2021 Kurt Angerer "Kies"
variety: grüner veltliner
region: Kamptal, Austria
Kurt Angerer is a fourth-generation winemaker in the town of Lengenfeld, which sits just to the west of the town of Langenlois, site of the Loisium wine museum and de facto capital of wine in Austria. “Kies”, named for the gravelly soils of its origin, is a fleshy, concentrated version of gruner, typical in style to this part of Lower Austria. Its persistent flavors of yellow apple and asian pear mingle easily with most foods, and its scrunch of white pepper are the perfect accent. We especially enjoy this wine during spargelzeit, or white asparagus season, when we enjoy those symbolic springtime spears in any and every way.
2021 Proyecto Nakkal "NakCool" Tinto
varieties: merlot, muscat ottonel
organic, vegan, no sulfur added
The first Uruguayan entry to the Portuguese "Nat'Cool" movement, started by Dirk Niepoort, et al, is a blend of early harvested merlot from "Las Violeta" (Canelones) and skin-contact muscat ottonel that was rescued from abandoned vineyards in "Rincón Del Cerro." This wine is a lot! But it's also super easy to drink. Chill it down for maximum deliciousness, and get your party on!
2020 Frontonio "Microcósmico"
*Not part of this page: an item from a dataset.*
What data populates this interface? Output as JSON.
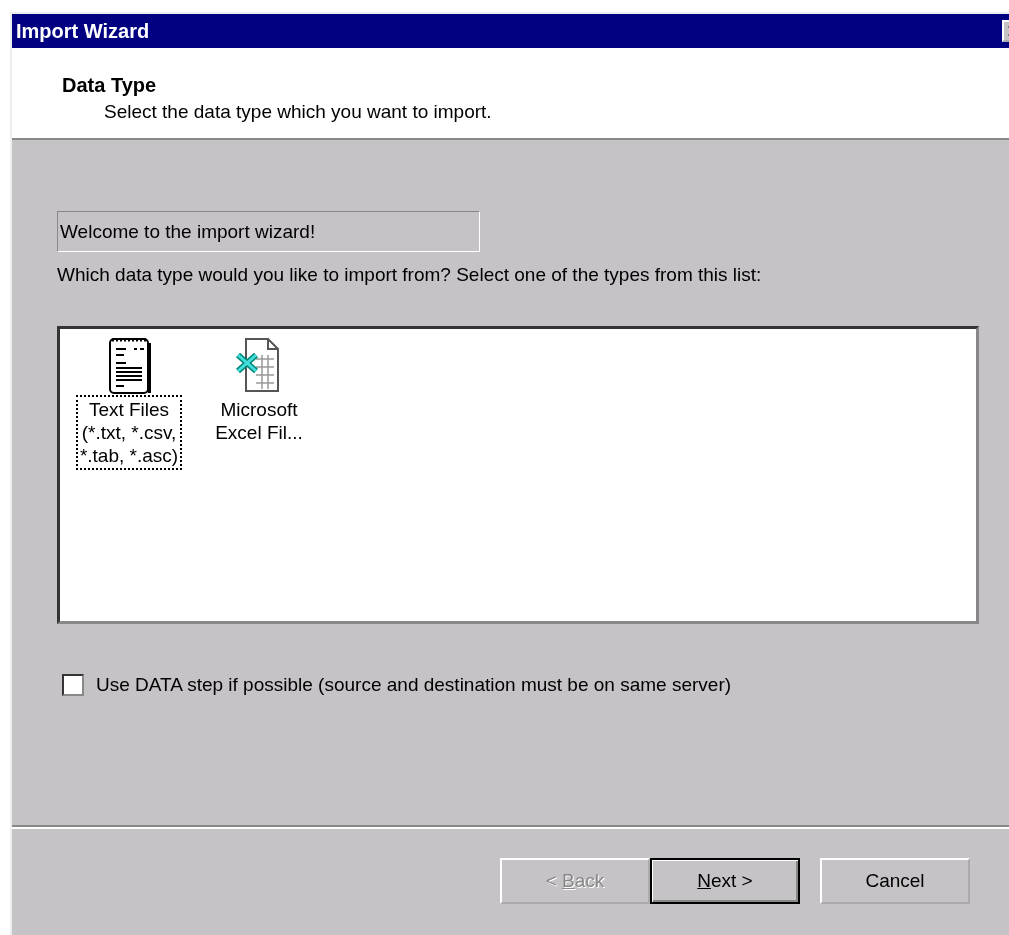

appellation: Valdejalón, Spain
Named after the martyred patron saint of Épila, whose decapitated head was found flowing upstream, Bodegas Frontonio claims a rebellious spirit of going against the tide. Based in Aragon (a northern region between Rioja and Catalonia), Fernando Mora and Mario López use a traditional, minimal approach to winemaking. Here the focus is on garnacha, which is believed to have originated in this part of Spain. The high altitude mountain vineyards of fifty plus year old bush vines are dry farmed and get whipped by the Cierzo winds in the Ebro river valley. Aging in concrete vats results in an incredibly vibrant style of garnacha, with refreshing acidity and lingering berry fruit. A graceful, easy going wine you can bring along when you don’t know what’s for dinner or reach for it while putting together a fun platter of tapas.
2012 Conde Valdemar Reserva
varieties: tempranillo, garnacha, graciano, maturana
appellation: Rioja, Spain
Bodegas Valdemar has been at the foreground of Rioja for the last few decades, building a reputation by simultaneously pushing the boundaries of what's possible in Rioja and preserving the world-famous region's vast traditions. Their Reserva is made of all estate fruit from Rioja Alta and Rioja Alavesa, painting a broad stroke picture of the tempranillo variety. The wine spent 19 months in French and American oak barrels before spending nearly a decade resting in bottle. This is Valdemar's most balanced and complex example of traditional, long-aged Rioja. It would behoove you to take the slow approach when pairing, with braised lamb as our highest recommendation. Also, burgers would be fine.